### EXERCISE INSTRUCTIONS
Print each entry exactly, all the way through.

### Source records
..............................

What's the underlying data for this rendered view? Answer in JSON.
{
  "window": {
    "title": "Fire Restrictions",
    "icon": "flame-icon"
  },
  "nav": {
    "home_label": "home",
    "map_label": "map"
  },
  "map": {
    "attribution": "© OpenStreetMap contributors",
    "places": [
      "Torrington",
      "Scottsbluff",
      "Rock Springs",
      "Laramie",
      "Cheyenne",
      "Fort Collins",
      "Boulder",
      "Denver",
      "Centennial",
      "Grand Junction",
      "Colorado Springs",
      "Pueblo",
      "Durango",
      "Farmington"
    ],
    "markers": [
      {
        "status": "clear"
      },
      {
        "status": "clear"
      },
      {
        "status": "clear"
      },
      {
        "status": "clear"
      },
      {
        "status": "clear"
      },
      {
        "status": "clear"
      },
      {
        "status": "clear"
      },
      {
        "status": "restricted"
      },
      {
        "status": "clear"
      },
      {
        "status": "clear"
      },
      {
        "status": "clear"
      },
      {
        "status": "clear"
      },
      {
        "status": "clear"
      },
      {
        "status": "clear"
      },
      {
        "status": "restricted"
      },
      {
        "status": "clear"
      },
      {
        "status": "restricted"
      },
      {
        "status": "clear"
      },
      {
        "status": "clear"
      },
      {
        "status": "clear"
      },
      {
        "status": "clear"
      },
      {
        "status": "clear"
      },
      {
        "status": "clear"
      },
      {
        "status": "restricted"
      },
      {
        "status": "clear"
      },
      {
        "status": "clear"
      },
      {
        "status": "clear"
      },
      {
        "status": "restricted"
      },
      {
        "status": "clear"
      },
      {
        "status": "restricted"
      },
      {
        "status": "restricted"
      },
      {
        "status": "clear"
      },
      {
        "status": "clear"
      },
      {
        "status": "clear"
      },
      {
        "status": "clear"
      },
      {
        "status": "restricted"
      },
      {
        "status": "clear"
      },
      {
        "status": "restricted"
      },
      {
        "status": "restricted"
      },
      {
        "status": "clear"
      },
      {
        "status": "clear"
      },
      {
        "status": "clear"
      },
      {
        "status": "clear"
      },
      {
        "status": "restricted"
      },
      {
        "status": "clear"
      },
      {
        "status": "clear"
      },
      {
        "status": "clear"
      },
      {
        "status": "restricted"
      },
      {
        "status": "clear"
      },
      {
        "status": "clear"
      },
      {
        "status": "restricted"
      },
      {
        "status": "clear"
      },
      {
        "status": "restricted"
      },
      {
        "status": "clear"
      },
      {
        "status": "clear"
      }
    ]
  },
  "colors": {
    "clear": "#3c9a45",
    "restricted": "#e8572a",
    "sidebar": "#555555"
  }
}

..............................

### SOLUTION FOR THIS EXERCISE
What's the underlying data for this rendered view? Answer in JSON.
{
  "window": {
    "title": "Fire Restrictions",
    "icon": "flame-icon"
  },
  "nav": {
    "home_label": "home",
    "map_label": "map"
  },
  "map": {
    "attribution": "© OpenStreetMap contributors",
    "places": [
      "Torrington",
      "Scottsbluff",
      "Rock Springs",
      "Laramie",
      "Cheyenne",
      "Fort Collins",
      "Boulder",
      "Denver",
      "Centennial",
      "Grand Junction",
      "Colorado Springs",
      "Pueblo",
      "Durango",
      "Farmington"
    ],
    "markers": [
      {
        "status": "clear"
      },
      {
        "status": "clear"
      },
      {
        "status": "clear"
      },
      {
        "status": "clear"
      },
      {
        "status": "clear"
      },
      {
        "status": "clear"
      },
      {
        "status": "clear"
      },
      {
        "status": "restricted"
      },
      {
        "status": "clear"
      },
      {
        "status": "clear"
      },
      {
        "status": "clear"
      },
      {
        "status": "clear"
      },
      {
        "status": "clear"
      },
      {
        "status": "clear"
      },
      {
        "status": "restricted"
      },
      {
        "status": "clear"
      },
      {
        "status": "restricted"
      },
      {
        "status": "clear"
      },
      {
        "status": "clear"
      },
      {
        "status": "clear"
      },
      {
        "status": "clear"
      },
      {
        "status": "clear"
      },
      {
        "status": "clear"
      },
      {
        "status": "restricted"
      },
      {
        "status": "clear"
      },
      {
        "status": "clear"
      },
      {
        "status": "clear"
      },
      {
        "status": "restricted"
      },
      {
        "status": "clear"
      },
      {
        "status": "restricted"
      },
      {
        "status": "restricted"
      },
      {
        "status": "clear"
      },
      {
        "status": "clear"
      },
      {
        "status": "clear"
      },
      {
        "status": "clear"
      },
      {
        "status": "restricted"
      },
      {
        "status": "clear"
      },
      {
        "status": "restricted"
      },
      {
        "status": "restricted"
      },
      {
        "status": "clear"
      },
      {
        "status": "clear"
      },
      {
        "status": "clear"
      },
      {
        "status": "clear"
      },
      {
        "status": "restricted"
      },
      {
        "status": "clear"
      },
      {
        "status": "clear"
      },
      {
        "status": "clear"
      },
      {
        "status": "restricted"
      },
      {
        "status": "clear"
      },
      {
        "status": "clear"
      },
      {
        "status": "restricted"
      },
      {
        "status": "clear"
      },
      {
        "status": "restricted"
      },
      {
        "status": "clear"
      },
      {
        "status": "clear"
      }
    ]
  },
  "colors": {
    "clear": "#3c9a45",
    "restricted": "#e8572a",
    "sidebar": "#555555"
  }
}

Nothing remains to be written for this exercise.